### [PROBLEM DESCRIPTION]
Word for word, repeat every entry that appears below.

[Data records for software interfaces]
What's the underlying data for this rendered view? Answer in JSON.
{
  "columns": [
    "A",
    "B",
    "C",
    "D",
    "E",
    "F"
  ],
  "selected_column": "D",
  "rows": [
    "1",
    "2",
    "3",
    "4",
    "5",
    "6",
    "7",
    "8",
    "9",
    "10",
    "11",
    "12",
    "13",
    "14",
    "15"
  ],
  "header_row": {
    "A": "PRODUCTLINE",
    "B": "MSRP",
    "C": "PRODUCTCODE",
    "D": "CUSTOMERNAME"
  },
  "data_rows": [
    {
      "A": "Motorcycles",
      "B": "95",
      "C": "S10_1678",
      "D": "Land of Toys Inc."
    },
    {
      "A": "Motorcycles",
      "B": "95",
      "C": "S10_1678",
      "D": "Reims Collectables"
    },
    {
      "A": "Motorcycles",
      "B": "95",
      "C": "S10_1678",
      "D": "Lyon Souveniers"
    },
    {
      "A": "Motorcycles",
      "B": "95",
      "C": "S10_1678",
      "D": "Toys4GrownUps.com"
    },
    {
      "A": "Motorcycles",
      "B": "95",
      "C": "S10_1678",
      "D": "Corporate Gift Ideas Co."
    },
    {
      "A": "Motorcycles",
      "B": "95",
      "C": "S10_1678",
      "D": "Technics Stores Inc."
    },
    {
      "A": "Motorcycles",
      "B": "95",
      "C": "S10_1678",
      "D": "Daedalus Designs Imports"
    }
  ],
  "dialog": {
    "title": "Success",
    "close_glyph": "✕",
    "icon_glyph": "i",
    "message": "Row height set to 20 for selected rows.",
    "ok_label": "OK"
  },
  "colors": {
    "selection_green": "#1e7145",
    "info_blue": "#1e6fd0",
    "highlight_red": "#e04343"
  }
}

### [SOLUTION TO THIS EXERCISE]
What's the underlying data for this rendered view? Answer in JSON.
{
  "columns": [
    "A",
    "B",
    "C",
    "D",
    "E",
    "F"
  ],
  "selected_column": "D",
  "rows": [
    "1",
    "2",
    "3",
    "4",
    "5",
    "6",
    "7",
    "8",
    "9",
    "10",
    "11",
    "12",
    "13",
    "14",
    "15"
  ],
  "header_row": {
    "A": "PRODUCTLINE",
    "B": "MSRP",
    "C": "PRODUCTCODE",
    "D": "CUSTOMERNAME"
  },
  "data_rows": [
    {
      "A": "Motorcycles",
      "B": "95",
      "C": "S10_1678",
      "D": "Land of Toys Inc."
    },
    {
      "A": "Motorcycles",
      "B": "95",
      "C": "S10_1678",
      "D": "Reims Collectables"
    },
    {
      "A": "Motorcycles",
      "B": "95",
      "C": "S10_1678",
      "D": "Lyon Souveniers"
    },
    {
      "A": "Motorcycles",
      "B": "95",
      "C": "S10_1678",
      "D": "Toys4GrownUps.com"
    },
    {
      "A": "Motorcycles",
      "B": "95",
      "C": "S10_1678",
      "D": "Corporate Gift Ideas Co."
    },
    {
      "A": "Motorcycles",
      "B": "95",
      "C": "S10_1678",
      "D": "Technics Stores Inc."
    },
    {
      "A": "Motorcycles",
      "B": "95",
      "C": "S10_1678",
      "D": "Daedalus Designs Imports"
    }
  ],
  "dialog": {
    "title": "Success",
    "close_glyph": "✕",
    "icon_glyph": "i",
    "message": "Row height set to 20 for selected rows.",
    "ok_label": "OK"
  },
  "colors": {
    "selection_green": "#1e7145",
    "info_blue": "#1e6fd0",
    "highlight_red": "#e04343"
  }
}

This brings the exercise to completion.